“So then, with endurance, let’s also run the race that is laid out in front of us, since we have such a great cloud of witnesses surrounding us. Let’s throw off any extra baggage, get rid of the sin that trips us up, and fix our eyes on Jesus, faith’s pioneer and perfecter.” – Hebrews 12:1-2, Common English Bible
Last week I thought a lot about clothing as I prepared to preach on Colossians chapter 3 and the invitation to be clothed with Christ. This week, the image I’m pondering is luggage and baggage and its spiritual application.
Many people I know right now are in the process of moving. A college friend, my sibling and their family, my daughter’s godmother, and my best friend. Many of them are having to move themselves and ponder what they are taking and what they leave behind or give away. What goes in storage, what fits in your car. One friend had a car weighted so down with books that it caused the tire pressure to drop as they began their journey.
I’ve also recently read a few travel articles about what you can and cannot take in your carry-on or checked luggage, as many people are in the midst of end-of-summer travels and my mom is trying to travel to see an elderly relative overseas. In my searching, I discovered the TSA website has 49 pages of items on their prohibited list, with the extra caveat that even if some things are allowed, they might not be recommended or might get you an extra security screening.
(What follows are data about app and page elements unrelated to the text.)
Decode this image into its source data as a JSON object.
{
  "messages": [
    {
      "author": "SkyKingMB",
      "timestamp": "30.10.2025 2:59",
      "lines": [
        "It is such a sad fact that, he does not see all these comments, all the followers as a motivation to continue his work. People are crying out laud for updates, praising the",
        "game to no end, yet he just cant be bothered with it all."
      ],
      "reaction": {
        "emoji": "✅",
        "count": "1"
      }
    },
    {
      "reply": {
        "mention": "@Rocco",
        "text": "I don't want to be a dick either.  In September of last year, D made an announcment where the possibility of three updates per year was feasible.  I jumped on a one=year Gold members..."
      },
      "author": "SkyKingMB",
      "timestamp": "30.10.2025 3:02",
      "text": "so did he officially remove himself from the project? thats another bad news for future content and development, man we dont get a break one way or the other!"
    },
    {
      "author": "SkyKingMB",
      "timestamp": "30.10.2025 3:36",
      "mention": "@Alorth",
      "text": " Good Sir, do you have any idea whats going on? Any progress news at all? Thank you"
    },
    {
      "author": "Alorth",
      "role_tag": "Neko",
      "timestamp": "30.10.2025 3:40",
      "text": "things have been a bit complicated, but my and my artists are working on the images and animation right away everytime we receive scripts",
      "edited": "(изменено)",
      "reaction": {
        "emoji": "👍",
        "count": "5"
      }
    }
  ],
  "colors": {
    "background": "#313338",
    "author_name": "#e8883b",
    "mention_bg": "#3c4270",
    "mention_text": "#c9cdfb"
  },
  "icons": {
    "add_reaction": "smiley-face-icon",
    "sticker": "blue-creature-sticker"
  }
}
I had fun reading the list and thinking about all the people who prompted the making of this list. I learned that you could bring a wedding dress and deer antlers in your carry-on luggage, but a cricket bat and snow spikes should be in your checked baggage. In case you wondered, “artificial skeleton bones” are allowed in carry-on and checked baggage, while a live lobster can be in your checked bag.
Just like clothing is a metaphor for spiritual truths, so too is luggage. What spiritual bags do we want to carry with us on life’s journey? Which items, like a live lobster or bowling pins, perhaps do we just need to leave behind?
“Jesus told them, “Take nothing for the journey—no walking stick, no bag, no bread, no money, not even an extra shirt.” – Luke 9:3, Common English Bible
Jesus sends out his disciples to share the good news of God’s reign in the world and told them not to pack much for the journey. In fact, on one trip, he encouraged them to take nothing. That’s hard for me to ponder, but I wonder spiritually what it might teach us. The writer to the Hebrews encourages the readers to “throw off any extra baggage, get rid of the sin that trips us up.” Throughout the Gospels and New Testament letters we are encouraged to get rid of the baggage of anger, wrath, greed, abusive language, and other bad behaviors and practices and to take on or carry-on virtues of peace, patience, justice, self-control, joy, love.
Are my bags packed with these virtues? Do I need to leave a few old bags or boxes behind? What do I need to pack for the journey? What do I need to send to the St. David’s Fair shed – or the recycling bin? How might I more wisely choose what I really need to buy or acquire?
I hope and pray for myself and all of us that whether we spiritually need to move to another state and get rid of a house full of burdens, or if you’re just going to visit friends for a long weekend and only need a carry-on of shorts, sunscreen, a hat, and a book, that we all will have the wisdom and grace to leave behind what no longer draws us closer to God or our neighbors. How might we pack our bags or our cars light, so we can be free to live with joy and grace.
“God be with you at each stop and each sea;
At each lying down and each rising up;
In the trough of the waves, on the crest of the billows.
Each step of the journey you take.”
Happy moves and joyful travels. May we all have the wisdom to travel light.
The Rev. Emily Zimbrick-Rogers